Two recent promotions come to mind that use this tactic. The first comes from Gilt. The online curated shop is partnering with Klout and rewarding those with higher klout scores with significant discounts toward their purchases. The second comes from a movie about Andy Warhol. Once you like the movie on Facebook, the application tallies up how many friends you have. In the true spirit of Andy Warhol, the more friends you have the less you pay to watch the movie online. Unfortunately, the application caps off at 400 friends so we still had to pay something. Womp. Womp.
Say good bye to your brand’s default welcome tab on Facebook! This piece of digital real estate was a powerful marketing feature that teased non-fans with special content like contests, coupons and various other promotions. In order to gain access to it, though, you had to Like the page first. But let’s be honest, the rewards were never that great to begin with. And, though, brands were able to dramatically increase their Facebook fan base using these tactics, true engagement was always the problem. It’s much easier to get Likes than foster a meaningful dialogue. This change may seem like a major disadvantage to most, but it’ll allow brands to tell a more organic story about themselves, their products and the services that they provide. Because, after all, if you’re in the social space you should be more genuine and less gimmicky, right?

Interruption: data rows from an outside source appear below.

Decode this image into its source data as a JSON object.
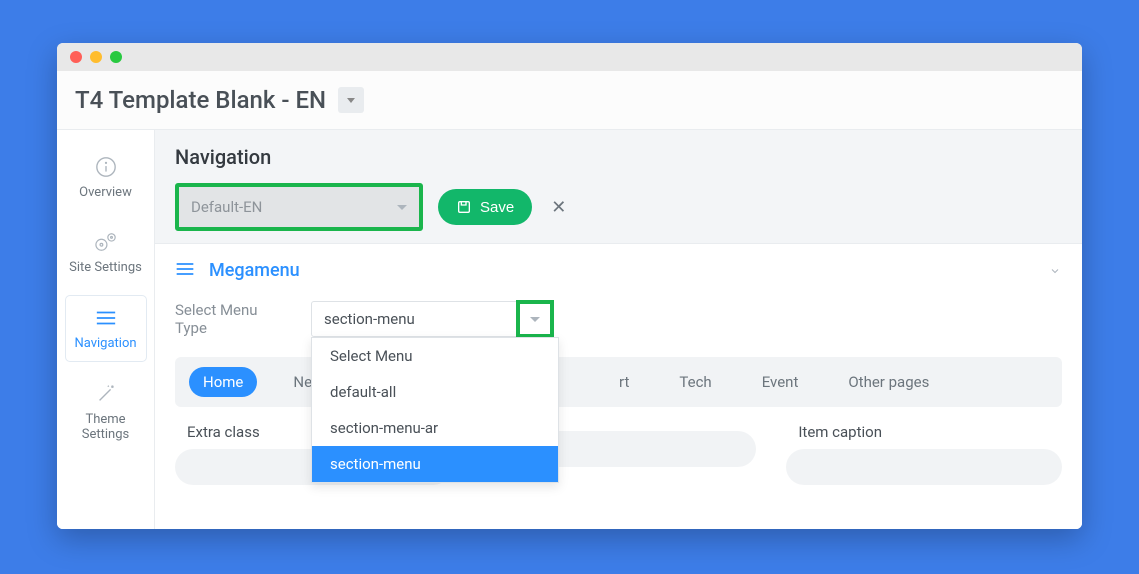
{
  "header": {
    "title": "T4 Template Blank - EN"
  },
  "sidebar": {
    "items": [
      {
        "label": "Overview",
        "icon": "info-icon"
      },
      {
        "label": "Site Settings",
        "icon": "gears-icon"
      },
      {
        "label": "Navigation",
        "icon": "menu-icon"
      },
      {
        "label": "Theme Settings",
        "icon": "wand-icon"
      }
    ]
  },
  "main": {
    "title": "Navigation",
    "layout_select": {
      "value": "Default-EN"
    },
    "save_label": "Save"
  },
  "panel": {
    "title": "Megamenu",
    "select_menu_label": "Select Menu Type",
    "menu_select": {
      "value": "section-menu",
      "options": [
        "Select Menu",
        "default-all",
        "section-menu-ar",
        "section-menu"
      ],
      "highlighted": "section-menu"
    },
    "tabs": [
      "Home",
      "News",
      "rt",
      "Tech",
      "Event",
      "Other pages"
    ],
    "active_tab": "Home",
    "fields": {
      "extra_class": {
        "label": "Extra class",
        "value": ""
      },
      "hidden_mid": {
        "label": "",
        "value": ""
      },
      "item_caption": {
        "label": "Item caption",
        "value": ""
      }
    }
  }
}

Rather than gaming the new layout to act like the old one, think more about the story you and your fans will be telling about your brand. The old layout seemed like a one way conversation. The new Timeline layout not only populates your page with what you post, it also prominently displays what others are saying about you on their own walls via the tagging feature.
This evolution for Facebook shows us that the internet is truly maturing. It also proves how brands play a major role in our every day lives through the posts we make and the stories we share with our own friends. That seems way more genuine and truly transparent to us and ultimately a win for any brand that can become part of your story.
A system of governance via rules and policies only tells employees what they can and cannot do; think of a restrictive social media policy that dictates what employees can and cannot type or tweet. A more human operating system puts humanity, rather than rules, at its core and trusts employees to act, inspired by values, mission and purpose, as opposed to being coerced. Consider how Southwest Airlines flight attendants are free to flex their creativity and sense of humor when walking passengers through safety procedures; their individual personalities bring an uplifting jolt to a mundane process. Southwest’s culture and values — rather than any policies or procedures — gives rise to this type of employee connection-forging. Not surprisingly, Southwest’s culture has also helped make it a leading social enterprise.
“Social-networking, micro-blogging, and content-sharing sites (Twitter, Facebook and Tumblr) witnessed the most dramatic percentage increase as trusted sources of information about a company, rising by 88, 86, and 75 percent, respectively.”—Edelman Digital
The former CEO of Sun Microsystems has reemerged in the tech world — this time at the helm of a seven-employee startup rather than a 28,000-employee technology company. Jonathan Schwartz announced his new venture, CareZone, on Wednesday. The startup is a private, cloud-based information h…